* **Task instructions**
Return, from the data below, each line that contains the word "kind".

Web page and app entries:

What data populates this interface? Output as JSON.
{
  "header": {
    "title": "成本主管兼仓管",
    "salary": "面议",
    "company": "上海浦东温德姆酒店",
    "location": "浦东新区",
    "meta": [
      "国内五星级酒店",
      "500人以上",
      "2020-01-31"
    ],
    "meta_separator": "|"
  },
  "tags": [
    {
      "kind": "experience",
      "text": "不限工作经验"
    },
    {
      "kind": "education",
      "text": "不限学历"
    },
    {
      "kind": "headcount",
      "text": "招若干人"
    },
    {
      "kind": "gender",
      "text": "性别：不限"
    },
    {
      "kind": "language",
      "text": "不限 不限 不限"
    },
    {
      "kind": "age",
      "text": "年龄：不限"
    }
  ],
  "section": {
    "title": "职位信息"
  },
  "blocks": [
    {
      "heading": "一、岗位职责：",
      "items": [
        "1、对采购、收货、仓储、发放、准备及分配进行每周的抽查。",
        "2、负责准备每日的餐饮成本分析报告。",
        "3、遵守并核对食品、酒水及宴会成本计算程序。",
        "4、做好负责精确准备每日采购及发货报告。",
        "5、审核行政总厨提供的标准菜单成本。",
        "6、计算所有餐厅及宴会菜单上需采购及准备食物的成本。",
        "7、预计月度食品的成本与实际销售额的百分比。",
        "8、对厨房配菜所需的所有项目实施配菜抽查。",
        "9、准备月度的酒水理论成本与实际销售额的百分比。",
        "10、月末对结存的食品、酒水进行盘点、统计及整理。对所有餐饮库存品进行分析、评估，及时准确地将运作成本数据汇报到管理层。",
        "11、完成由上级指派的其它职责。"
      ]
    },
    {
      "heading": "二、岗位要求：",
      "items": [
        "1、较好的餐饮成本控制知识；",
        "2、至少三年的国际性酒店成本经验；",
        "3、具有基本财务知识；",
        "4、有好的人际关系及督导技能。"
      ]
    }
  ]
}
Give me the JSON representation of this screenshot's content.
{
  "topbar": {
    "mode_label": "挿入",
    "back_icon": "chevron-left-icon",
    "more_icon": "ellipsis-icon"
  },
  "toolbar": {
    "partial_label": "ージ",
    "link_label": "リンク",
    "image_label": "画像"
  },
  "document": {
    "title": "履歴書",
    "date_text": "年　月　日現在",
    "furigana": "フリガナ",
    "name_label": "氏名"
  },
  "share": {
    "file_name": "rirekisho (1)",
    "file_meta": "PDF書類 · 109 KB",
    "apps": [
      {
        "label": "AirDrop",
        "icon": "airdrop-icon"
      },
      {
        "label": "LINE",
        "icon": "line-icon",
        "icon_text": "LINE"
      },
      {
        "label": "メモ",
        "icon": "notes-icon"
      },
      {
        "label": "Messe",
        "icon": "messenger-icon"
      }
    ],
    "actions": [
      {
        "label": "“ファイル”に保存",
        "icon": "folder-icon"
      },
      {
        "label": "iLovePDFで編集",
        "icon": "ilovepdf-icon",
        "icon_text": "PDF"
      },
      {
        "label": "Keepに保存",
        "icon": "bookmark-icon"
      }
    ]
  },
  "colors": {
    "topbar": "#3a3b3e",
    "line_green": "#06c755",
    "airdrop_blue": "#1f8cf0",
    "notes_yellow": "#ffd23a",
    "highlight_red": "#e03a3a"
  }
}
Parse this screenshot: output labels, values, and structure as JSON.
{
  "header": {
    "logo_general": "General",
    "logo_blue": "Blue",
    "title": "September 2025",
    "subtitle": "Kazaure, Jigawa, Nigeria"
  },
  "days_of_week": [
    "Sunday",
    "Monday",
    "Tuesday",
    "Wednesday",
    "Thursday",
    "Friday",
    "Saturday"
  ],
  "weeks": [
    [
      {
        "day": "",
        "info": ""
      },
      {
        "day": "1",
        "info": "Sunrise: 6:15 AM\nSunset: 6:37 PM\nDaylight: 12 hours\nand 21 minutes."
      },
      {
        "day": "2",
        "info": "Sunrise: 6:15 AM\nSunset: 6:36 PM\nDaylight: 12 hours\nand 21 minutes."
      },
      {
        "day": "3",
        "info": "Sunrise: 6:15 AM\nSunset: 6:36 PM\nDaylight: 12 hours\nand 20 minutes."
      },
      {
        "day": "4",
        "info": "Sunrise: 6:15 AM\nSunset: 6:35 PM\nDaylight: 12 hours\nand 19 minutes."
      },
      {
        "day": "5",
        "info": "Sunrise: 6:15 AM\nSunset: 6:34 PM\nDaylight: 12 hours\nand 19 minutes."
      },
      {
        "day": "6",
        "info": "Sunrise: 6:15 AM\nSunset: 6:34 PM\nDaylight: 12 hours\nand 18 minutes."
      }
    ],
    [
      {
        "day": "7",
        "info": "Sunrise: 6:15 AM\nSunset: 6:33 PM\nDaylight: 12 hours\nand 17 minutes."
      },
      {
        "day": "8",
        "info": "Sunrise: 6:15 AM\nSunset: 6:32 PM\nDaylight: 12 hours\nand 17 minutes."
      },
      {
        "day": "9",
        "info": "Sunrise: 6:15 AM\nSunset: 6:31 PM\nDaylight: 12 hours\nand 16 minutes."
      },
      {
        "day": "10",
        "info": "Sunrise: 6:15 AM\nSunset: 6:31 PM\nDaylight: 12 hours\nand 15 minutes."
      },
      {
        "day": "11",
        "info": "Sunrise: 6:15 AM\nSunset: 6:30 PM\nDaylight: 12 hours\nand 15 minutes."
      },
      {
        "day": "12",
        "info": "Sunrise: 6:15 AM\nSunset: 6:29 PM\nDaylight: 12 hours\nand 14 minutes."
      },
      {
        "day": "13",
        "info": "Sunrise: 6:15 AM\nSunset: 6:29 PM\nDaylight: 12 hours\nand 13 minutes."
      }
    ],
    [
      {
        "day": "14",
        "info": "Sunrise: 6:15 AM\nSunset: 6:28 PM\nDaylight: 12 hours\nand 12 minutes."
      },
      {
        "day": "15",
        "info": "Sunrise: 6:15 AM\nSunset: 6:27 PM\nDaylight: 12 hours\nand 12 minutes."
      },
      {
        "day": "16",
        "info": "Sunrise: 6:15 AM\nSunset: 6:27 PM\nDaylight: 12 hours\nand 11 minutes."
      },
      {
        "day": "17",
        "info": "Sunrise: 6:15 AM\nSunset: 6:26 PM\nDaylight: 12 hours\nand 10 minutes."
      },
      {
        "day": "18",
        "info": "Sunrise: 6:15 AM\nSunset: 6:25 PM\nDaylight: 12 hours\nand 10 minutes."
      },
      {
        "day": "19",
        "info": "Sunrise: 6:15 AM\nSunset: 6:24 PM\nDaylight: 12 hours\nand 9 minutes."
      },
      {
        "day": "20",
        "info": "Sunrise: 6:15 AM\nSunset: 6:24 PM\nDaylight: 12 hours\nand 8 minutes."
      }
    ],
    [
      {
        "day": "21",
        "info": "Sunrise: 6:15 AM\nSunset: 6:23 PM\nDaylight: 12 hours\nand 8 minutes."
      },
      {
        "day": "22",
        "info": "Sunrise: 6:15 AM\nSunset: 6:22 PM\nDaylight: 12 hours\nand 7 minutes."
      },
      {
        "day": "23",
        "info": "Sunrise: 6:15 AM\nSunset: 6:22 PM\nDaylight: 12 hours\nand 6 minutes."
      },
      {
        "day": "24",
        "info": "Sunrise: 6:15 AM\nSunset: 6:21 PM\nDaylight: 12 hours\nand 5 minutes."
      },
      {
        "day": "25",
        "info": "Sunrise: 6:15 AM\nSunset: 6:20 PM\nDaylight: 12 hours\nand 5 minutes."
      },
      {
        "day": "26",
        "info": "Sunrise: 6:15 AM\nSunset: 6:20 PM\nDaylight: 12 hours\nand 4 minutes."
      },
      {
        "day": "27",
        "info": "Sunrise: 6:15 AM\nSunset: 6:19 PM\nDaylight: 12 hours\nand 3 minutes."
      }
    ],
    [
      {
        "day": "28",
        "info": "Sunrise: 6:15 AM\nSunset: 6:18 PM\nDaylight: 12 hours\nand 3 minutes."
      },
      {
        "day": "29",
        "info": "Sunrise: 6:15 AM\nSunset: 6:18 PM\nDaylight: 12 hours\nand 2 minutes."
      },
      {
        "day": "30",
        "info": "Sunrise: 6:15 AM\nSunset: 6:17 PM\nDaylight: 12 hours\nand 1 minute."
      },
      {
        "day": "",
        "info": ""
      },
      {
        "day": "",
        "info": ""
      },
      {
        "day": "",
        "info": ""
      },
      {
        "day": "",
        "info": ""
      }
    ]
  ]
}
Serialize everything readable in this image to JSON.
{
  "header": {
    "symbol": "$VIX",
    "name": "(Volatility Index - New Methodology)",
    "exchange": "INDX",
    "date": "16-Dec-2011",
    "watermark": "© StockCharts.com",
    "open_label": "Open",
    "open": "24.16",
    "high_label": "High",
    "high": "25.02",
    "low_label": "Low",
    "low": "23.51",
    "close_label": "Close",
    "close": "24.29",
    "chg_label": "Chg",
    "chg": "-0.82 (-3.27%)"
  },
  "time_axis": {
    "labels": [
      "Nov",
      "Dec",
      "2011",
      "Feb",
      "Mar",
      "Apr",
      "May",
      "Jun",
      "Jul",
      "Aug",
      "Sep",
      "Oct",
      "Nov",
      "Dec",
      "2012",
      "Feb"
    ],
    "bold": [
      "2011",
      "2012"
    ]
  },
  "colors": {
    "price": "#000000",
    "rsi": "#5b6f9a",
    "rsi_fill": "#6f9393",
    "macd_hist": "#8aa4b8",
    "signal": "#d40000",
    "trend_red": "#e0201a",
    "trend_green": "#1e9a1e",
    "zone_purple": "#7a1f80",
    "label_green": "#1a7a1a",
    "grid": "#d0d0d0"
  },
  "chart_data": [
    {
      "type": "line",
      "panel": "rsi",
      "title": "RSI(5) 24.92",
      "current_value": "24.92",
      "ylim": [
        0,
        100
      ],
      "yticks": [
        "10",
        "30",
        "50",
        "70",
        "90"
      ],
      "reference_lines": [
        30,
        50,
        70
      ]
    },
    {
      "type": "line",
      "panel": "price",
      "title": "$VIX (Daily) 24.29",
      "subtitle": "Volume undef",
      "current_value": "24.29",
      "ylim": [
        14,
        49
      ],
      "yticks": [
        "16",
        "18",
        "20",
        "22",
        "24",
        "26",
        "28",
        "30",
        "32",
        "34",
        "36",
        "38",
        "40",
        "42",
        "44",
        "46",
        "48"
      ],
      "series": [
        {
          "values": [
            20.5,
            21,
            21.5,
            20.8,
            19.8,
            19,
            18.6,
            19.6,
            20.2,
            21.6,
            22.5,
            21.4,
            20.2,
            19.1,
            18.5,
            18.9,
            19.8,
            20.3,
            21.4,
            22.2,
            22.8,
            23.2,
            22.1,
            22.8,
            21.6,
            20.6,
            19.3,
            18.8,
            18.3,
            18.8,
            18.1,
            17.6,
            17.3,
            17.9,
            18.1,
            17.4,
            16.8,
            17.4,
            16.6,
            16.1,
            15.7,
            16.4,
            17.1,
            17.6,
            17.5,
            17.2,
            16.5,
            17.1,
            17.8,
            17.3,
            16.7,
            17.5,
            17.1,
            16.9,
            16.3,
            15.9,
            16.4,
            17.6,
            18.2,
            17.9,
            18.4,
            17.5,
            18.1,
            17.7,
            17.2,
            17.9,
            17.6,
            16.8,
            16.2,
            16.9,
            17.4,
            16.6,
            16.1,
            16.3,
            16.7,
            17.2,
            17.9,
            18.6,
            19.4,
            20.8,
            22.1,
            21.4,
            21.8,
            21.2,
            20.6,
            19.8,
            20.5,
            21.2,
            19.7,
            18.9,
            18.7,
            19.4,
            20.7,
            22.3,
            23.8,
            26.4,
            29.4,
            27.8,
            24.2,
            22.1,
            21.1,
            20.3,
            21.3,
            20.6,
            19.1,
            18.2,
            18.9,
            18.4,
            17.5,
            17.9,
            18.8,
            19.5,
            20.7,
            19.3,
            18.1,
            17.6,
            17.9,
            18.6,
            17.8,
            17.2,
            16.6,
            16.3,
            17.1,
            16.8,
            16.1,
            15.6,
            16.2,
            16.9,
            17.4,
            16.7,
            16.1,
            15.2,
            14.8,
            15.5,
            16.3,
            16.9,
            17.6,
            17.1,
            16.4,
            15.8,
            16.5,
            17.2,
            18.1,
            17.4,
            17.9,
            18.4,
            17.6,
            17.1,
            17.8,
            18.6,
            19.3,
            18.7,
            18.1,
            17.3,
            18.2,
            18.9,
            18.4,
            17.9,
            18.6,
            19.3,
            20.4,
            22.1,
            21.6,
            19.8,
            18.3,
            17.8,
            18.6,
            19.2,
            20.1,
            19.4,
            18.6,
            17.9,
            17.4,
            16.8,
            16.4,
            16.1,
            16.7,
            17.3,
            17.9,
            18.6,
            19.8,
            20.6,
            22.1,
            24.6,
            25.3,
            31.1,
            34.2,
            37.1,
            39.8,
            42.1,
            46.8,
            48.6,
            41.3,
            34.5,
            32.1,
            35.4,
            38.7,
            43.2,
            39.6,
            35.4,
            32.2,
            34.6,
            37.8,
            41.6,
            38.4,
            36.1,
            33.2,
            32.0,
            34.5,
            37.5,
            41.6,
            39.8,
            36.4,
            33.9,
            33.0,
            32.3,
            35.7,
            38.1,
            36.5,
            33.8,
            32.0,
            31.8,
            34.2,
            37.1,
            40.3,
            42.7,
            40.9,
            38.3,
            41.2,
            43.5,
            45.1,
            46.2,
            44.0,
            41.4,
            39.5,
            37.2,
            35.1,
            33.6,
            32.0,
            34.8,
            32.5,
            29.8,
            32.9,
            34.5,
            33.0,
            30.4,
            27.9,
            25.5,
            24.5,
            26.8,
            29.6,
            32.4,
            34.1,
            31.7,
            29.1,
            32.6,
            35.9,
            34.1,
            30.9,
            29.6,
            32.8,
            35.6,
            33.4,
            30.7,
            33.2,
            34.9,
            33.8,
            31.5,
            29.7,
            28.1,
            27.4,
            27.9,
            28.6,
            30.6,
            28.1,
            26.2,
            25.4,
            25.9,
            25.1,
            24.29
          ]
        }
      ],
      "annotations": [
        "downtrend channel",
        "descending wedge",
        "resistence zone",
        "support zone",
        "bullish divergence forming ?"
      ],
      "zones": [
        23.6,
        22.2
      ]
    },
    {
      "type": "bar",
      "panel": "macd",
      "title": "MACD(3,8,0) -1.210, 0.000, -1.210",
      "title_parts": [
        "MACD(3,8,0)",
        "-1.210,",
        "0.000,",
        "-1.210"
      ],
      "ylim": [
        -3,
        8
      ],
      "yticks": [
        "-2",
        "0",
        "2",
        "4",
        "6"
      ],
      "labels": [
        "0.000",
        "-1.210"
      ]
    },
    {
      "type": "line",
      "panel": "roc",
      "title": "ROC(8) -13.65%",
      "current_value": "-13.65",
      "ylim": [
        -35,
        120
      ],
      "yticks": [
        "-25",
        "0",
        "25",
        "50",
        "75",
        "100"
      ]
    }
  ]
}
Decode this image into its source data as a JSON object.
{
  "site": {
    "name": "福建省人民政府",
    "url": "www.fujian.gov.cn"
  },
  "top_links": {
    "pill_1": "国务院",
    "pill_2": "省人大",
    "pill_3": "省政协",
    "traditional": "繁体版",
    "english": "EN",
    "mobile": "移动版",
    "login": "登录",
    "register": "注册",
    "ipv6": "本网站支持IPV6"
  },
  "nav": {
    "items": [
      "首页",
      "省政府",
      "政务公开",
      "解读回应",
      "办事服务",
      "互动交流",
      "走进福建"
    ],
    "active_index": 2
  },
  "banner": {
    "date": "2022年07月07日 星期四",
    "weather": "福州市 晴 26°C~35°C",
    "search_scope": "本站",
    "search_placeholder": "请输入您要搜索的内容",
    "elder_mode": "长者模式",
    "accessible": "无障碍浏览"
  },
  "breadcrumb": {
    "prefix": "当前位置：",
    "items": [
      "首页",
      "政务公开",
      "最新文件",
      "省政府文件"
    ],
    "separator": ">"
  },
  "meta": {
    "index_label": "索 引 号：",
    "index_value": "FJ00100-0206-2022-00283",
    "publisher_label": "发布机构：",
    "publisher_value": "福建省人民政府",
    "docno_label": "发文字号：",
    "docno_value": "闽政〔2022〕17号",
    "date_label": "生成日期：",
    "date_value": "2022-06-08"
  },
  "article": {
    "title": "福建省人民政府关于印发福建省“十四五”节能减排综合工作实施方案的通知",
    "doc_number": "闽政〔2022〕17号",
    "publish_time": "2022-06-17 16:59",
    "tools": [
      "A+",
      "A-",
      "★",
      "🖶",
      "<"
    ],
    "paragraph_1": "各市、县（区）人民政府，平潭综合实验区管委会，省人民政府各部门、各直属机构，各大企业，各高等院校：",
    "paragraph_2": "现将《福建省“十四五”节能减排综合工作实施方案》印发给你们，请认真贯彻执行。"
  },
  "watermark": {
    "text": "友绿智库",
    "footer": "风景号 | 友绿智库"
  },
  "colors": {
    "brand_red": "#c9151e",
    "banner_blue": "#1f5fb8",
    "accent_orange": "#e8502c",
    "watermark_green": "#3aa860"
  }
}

* **Solution to this task**
      "kind": "experience",
      "kind": "education",
      "kind": "headcount",
      "kind": "gender",
      "kind": "language",
      "kind": "age",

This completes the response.